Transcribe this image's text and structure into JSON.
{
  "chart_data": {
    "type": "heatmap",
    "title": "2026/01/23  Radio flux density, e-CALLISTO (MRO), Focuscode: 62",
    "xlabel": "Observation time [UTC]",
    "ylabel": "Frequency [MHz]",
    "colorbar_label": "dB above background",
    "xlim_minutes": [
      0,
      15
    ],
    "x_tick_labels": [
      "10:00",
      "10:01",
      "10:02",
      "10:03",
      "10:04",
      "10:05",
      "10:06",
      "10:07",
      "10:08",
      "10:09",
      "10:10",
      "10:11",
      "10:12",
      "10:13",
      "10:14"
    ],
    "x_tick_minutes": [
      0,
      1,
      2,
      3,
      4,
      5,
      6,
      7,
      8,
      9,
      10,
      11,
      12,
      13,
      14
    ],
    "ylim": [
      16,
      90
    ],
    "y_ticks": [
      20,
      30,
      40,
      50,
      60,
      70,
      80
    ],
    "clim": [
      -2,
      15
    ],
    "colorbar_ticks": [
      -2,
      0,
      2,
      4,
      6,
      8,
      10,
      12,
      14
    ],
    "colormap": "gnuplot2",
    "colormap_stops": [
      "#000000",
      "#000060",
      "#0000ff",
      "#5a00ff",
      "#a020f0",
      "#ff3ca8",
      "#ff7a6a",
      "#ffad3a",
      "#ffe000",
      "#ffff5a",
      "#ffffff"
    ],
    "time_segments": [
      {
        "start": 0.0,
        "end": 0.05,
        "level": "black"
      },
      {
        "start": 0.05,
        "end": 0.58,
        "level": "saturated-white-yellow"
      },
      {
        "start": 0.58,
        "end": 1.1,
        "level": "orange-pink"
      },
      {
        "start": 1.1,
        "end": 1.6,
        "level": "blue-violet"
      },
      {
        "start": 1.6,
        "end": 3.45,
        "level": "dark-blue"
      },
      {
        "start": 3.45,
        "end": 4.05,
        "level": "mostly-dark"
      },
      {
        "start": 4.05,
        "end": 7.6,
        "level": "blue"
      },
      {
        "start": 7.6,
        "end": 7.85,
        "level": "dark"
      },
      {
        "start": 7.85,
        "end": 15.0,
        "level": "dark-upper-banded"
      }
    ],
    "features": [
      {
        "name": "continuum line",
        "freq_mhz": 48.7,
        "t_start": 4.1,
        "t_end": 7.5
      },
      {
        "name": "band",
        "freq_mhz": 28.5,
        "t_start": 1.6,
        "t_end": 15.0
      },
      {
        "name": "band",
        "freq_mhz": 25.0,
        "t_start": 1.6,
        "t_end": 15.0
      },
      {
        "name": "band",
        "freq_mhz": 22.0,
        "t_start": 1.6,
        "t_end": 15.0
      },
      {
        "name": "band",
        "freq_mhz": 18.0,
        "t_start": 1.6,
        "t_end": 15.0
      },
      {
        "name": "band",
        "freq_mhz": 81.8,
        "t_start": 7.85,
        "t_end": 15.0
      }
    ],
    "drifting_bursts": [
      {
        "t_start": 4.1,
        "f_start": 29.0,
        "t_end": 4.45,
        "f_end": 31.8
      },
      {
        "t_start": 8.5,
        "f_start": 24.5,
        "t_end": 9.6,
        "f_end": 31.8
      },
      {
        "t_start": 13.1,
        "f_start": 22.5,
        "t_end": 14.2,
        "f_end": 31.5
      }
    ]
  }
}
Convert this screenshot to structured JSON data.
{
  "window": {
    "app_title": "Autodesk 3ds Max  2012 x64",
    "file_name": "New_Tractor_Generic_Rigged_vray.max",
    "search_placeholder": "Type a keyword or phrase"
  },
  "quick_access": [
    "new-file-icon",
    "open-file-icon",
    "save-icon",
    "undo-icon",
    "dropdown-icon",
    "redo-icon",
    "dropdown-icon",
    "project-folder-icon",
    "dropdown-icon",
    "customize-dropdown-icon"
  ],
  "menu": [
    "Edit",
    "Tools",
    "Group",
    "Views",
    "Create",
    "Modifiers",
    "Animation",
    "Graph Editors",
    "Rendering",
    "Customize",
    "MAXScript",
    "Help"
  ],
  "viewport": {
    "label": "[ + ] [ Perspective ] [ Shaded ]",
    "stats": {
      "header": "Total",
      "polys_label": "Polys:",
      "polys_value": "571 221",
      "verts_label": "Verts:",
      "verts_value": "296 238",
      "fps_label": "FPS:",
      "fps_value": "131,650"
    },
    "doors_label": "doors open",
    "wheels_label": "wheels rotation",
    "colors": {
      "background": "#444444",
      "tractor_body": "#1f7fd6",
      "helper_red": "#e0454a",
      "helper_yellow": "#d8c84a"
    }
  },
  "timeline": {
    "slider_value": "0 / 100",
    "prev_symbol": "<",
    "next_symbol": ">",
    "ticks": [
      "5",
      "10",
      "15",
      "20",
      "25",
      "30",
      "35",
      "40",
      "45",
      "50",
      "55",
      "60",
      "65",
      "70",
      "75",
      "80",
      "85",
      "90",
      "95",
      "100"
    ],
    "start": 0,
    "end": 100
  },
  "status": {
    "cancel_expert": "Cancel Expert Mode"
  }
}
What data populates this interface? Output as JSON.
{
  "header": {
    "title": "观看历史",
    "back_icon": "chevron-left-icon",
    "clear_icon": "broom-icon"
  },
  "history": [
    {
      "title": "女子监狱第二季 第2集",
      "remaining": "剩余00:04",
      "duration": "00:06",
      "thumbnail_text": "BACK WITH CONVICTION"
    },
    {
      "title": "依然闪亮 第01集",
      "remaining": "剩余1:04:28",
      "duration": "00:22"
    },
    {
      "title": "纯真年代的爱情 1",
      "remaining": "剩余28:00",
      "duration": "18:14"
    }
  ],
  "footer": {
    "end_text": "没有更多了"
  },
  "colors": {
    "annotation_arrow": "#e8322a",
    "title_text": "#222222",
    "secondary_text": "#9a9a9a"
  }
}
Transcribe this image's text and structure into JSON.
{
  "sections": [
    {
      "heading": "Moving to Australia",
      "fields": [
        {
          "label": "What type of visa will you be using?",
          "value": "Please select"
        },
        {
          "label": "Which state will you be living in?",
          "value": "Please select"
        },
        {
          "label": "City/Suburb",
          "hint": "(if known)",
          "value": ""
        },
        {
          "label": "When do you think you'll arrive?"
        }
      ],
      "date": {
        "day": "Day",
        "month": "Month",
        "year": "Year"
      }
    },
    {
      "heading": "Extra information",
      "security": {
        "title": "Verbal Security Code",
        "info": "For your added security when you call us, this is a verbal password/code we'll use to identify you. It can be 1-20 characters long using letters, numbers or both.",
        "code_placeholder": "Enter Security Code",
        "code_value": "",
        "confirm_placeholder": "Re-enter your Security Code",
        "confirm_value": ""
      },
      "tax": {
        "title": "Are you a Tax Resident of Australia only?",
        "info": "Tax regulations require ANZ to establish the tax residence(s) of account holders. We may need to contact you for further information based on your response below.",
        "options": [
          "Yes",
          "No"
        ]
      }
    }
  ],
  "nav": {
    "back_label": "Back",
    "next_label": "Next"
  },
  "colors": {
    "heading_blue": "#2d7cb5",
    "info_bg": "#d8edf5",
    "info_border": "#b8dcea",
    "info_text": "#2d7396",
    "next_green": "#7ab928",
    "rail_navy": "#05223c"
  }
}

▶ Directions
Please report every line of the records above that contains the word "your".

▶ Result of this task
        "info": "For your added security when you call us, this is a verbal password/code we'll use to identify you. It can be 1-20 characters long using letters, numbers or both.",
        "confirm_placeholder": "Re-enter your Security Code",
        "info": "Tax regulations require ANZ to establish the tax residence(s) of account holders. We may need to contact you for further information based on your response below.",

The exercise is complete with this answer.